— Collection entries —
_ _ _ _ _ _ _

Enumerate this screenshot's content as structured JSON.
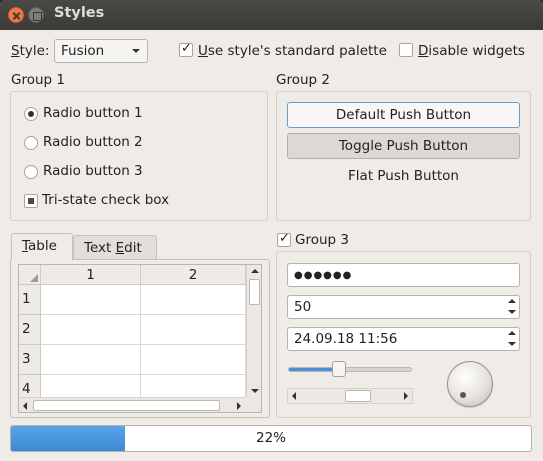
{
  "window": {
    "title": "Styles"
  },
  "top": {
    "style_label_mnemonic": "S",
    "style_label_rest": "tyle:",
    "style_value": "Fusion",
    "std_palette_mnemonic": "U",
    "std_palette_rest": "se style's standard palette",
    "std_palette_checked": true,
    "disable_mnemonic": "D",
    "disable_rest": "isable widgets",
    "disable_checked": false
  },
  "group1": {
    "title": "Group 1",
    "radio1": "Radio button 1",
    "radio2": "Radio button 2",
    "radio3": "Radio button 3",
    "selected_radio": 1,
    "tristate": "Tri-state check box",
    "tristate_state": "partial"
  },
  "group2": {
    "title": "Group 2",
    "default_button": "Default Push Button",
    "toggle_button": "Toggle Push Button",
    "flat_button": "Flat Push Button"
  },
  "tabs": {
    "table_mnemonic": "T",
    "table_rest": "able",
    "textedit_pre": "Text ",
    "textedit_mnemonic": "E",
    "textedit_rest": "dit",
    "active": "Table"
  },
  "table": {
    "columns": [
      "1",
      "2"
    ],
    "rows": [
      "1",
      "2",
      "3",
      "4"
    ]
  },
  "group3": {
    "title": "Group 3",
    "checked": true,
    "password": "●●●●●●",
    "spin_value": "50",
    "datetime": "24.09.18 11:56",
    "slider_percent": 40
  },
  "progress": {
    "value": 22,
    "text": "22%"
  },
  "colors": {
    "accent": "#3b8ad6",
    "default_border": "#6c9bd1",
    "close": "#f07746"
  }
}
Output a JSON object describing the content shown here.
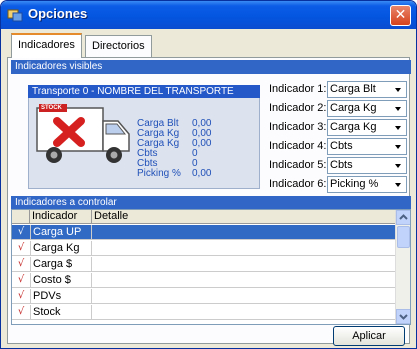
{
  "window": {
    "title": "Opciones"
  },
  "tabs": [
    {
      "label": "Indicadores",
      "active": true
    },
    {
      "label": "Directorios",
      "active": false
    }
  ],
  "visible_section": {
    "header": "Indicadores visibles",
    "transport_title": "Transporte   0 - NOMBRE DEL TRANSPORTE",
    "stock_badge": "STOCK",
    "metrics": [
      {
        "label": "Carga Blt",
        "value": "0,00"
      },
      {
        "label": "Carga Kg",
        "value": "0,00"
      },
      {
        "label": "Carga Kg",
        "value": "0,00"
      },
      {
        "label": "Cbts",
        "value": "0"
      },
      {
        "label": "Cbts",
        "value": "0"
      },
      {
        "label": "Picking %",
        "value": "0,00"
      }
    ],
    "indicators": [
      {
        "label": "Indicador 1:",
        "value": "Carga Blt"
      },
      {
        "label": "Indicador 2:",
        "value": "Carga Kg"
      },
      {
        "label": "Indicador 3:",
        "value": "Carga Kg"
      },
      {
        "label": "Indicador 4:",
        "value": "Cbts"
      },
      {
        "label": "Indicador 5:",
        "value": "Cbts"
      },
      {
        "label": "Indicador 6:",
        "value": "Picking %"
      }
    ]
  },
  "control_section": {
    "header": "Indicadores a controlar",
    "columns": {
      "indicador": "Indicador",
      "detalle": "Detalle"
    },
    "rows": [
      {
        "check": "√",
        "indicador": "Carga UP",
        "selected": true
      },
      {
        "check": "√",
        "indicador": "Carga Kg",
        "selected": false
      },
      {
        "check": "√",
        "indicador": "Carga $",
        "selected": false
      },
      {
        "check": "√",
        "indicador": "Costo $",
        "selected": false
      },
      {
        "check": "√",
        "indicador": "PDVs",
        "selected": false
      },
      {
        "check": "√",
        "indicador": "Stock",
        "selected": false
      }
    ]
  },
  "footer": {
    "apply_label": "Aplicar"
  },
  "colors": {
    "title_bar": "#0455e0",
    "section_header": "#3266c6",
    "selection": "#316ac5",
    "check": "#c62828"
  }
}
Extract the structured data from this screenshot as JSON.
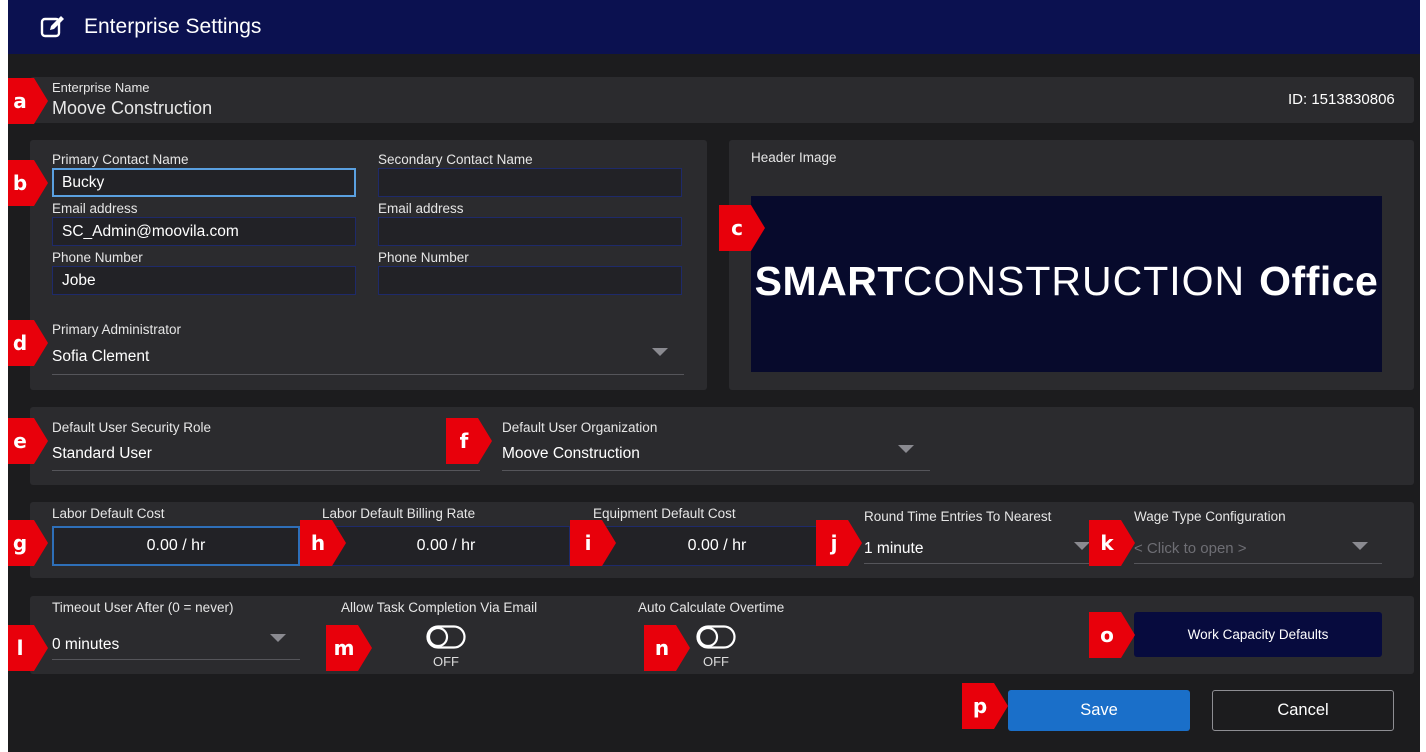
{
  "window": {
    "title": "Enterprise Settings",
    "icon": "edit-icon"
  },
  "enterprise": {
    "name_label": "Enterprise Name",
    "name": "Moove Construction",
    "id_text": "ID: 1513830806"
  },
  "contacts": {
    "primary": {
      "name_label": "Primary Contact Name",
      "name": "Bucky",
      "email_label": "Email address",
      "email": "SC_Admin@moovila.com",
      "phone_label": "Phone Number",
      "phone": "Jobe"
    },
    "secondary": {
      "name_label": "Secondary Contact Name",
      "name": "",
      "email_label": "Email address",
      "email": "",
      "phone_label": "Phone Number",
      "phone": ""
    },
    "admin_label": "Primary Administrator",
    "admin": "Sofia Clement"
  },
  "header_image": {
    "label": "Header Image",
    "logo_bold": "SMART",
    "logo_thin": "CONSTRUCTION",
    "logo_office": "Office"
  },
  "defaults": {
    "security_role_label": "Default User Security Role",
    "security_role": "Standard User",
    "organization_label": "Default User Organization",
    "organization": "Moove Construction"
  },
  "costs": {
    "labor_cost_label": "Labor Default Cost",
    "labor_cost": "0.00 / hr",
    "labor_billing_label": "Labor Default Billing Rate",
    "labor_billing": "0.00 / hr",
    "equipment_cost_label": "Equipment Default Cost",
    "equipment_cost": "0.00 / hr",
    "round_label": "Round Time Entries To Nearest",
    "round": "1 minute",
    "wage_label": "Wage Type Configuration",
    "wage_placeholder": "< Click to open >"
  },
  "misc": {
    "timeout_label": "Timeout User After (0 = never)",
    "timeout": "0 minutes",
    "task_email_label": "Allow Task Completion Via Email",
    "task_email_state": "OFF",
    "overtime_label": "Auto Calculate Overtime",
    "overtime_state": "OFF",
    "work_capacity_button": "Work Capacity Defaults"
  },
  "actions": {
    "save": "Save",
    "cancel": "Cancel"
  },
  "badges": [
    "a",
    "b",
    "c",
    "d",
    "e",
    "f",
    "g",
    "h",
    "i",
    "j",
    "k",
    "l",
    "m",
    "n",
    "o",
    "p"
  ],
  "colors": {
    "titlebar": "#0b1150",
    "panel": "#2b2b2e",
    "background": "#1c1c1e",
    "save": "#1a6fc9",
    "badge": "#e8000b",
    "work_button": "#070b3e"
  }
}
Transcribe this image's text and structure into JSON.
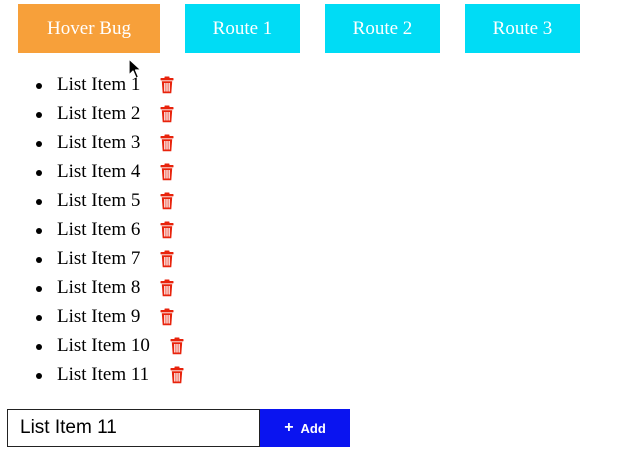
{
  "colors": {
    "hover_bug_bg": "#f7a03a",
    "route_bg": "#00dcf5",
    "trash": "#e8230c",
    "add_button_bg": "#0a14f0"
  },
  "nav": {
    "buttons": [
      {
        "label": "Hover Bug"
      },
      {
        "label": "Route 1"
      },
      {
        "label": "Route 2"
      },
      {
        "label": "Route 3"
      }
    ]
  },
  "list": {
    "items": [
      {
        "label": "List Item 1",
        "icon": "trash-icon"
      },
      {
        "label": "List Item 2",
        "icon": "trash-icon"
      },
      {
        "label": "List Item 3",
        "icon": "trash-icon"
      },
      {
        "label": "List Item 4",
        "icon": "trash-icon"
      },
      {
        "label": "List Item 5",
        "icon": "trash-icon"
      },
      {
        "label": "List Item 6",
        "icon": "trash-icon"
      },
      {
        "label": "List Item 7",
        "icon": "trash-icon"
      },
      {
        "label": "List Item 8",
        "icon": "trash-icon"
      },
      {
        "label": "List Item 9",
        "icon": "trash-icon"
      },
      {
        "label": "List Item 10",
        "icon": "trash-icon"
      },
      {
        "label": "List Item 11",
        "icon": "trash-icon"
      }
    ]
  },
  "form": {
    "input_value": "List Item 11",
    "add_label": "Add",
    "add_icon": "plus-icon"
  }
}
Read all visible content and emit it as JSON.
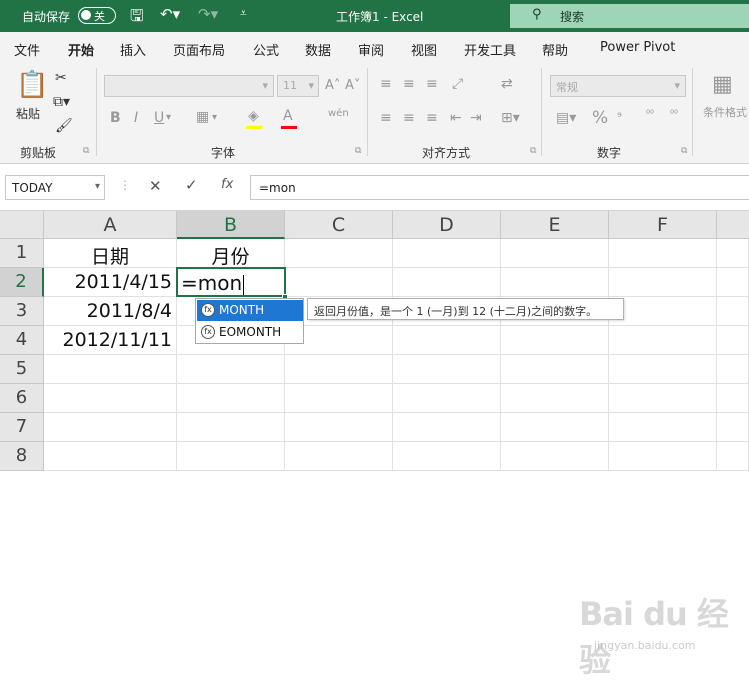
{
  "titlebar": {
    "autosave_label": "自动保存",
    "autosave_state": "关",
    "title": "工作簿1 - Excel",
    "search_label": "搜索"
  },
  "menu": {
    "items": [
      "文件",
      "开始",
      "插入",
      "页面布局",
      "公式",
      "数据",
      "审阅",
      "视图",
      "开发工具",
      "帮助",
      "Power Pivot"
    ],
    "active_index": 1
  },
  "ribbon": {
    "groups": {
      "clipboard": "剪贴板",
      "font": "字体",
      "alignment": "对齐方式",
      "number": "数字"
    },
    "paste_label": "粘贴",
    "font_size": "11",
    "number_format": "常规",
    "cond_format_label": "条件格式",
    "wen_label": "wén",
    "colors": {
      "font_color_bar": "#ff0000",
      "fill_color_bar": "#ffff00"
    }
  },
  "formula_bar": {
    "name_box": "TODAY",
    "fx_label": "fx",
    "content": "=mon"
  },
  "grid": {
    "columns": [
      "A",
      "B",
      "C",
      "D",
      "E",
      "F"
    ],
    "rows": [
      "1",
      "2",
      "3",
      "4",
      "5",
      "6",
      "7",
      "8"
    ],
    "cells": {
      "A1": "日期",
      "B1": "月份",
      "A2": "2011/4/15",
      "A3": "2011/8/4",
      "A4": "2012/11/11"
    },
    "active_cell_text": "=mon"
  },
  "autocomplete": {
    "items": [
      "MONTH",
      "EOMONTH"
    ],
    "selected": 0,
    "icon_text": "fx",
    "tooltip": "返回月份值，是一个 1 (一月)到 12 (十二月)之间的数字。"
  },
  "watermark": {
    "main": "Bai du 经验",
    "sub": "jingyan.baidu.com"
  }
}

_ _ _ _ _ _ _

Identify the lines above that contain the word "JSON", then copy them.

— SOLUTION BELOW —
Enumerate this screenshot's content as structured JSON.
Output a JSON object describing the content shown here.
Extract the structured data from this screenshot as JSON.
Transcribe this image's text and structure into JSON.
Read all visible content and emit it as JSON.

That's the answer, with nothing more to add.